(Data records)
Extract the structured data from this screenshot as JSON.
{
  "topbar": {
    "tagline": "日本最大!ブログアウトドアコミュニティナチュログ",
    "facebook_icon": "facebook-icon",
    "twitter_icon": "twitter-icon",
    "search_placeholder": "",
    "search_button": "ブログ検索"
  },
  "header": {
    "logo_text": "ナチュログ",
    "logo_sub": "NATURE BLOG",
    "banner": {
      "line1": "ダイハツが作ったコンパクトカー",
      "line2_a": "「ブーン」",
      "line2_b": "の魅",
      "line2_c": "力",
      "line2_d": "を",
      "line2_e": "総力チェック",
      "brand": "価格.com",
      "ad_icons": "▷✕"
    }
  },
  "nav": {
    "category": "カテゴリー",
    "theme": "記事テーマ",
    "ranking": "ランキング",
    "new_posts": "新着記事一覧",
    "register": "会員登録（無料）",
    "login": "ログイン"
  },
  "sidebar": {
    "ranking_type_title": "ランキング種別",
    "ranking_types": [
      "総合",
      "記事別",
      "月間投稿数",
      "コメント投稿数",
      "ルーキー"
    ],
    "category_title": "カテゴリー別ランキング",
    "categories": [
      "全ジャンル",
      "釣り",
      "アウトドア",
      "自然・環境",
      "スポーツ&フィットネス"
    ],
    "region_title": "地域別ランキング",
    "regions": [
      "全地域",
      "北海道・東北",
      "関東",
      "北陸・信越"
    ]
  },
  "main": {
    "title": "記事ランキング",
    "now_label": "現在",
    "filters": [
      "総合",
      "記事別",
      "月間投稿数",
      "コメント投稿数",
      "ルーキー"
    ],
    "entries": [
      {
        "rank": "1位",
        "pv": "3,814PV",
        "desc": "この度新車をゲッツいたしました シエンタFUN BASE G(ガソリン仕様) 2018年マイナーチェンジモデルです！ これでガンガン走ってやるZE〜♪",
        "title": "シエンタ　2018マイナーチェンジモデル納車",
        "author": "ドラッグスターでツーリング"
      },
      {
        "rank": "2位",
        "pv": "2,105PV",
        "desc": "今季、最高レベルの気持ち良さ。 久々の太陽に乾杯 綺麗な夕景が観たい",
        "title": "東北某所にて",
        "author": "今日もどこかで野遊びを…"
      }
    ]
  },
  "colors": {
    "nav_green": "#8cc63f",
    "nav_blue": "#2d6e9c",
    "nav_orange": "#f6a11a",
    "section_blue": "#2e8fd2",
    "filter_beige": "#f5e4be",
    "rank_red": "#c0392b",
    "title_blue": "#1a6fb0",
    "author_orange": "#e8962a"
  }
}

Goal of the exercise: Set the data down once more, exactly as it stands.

Result of the task:
Extract the structured data from this screenshot as JSON.
{
  "topbar": {
    "tagline": "日本最大!ブログアウトドアコミュニティナチュログ",
    "facebook_icon": "facebook-icon",
    "twitter_icon": "twitter-icon",
    "search_placeholder": "",
    "search_button": "ブログ検索"
  },
  "header": {
    "logo_text": "ナチュログ",
    "logo_sub": "NATURE BLOG",
    "banner": {
      "line1": "ダイハツが作ったコンパクトカー",
      "line2_a": "「ブーン」",
      "line2_b": "の魅",
      "line2_c": "力",
      "line2_d": "を",
      "line2_e": "総力チェック",
      "brand": "価格.com",
      "ad_icons": "▷✕"
    }
  },
  "nav": {
    "category": "カテゴリー",
    "theme": "記事テーマ",
    "ranking": "ランキング",
    "new_posts": "新着記事一覧",
    "register": "会員登録（無料）",
    "login": "ログイン"
  },
  "sidebar": {
    "ranking_type_title": "ランキング種別",
    "ranking_types": [
      "総合",
      "記事別",
      "月間投稿数",
      "コメント投稿数",
      "ルーキー"
    ],
    "category_title": "カテゴリー別ランキング",
    "categories": [
      "全ジャンル",
      "釣り",
      "アウトドア",
      "自然・環境",
      "スポーツ&フィットネス"
    ],
    "region_title": "地域別ランキング",
    "regions": [
      "全地域",
      "北海道・東北",
      "関東",
      "北陸・信越"
    ]
  },
  "main": {
    "title": "記事ランキング",
    "now_label": "現在",
    "filters": [
      "総合",
      "記事別",
      "月間投稿数",
      "コメント投稿数",
      "ルーキー"
    ],
    "entries": [
      {
        "rank": "1位",
        "pv": "3,814PV",
        "desc": "この度新車をゲッツいたしました シエンタFUN BASE G(ガソリン仕様) 2018年マイナーチェンジモデルです！ これでガンガン走ってやるZE〜♪",
        "title": "シエンタ　2018マイナーチェンジモデル納車",
        "author": "ドラッグスターでツーリング"
      },
      {
        "rank": "2位",
        "pv": "2,105PV",
        "desc": "今季、最高レベルの気持ち良さ。 久々の太陽に乾杯 綺麗な夕景が観たい",
        "title": "東北某所にて",
        "author": "今日もどこかで野遊びを…"
      }
    ]
  },
  "colors": {
    "nav_green": "#8cc63f",
    "nav_blue": "#2d6e9c",
    "nav_orange": "#f6a11a",
    "section_blue": "#2e8fd2",
    "filter_beige": "#f5e4be",
    "rank_red": "#c0392b",
    "title_blue": "#1a6fb0",
    "author_orange": "#e8962a"
  }
}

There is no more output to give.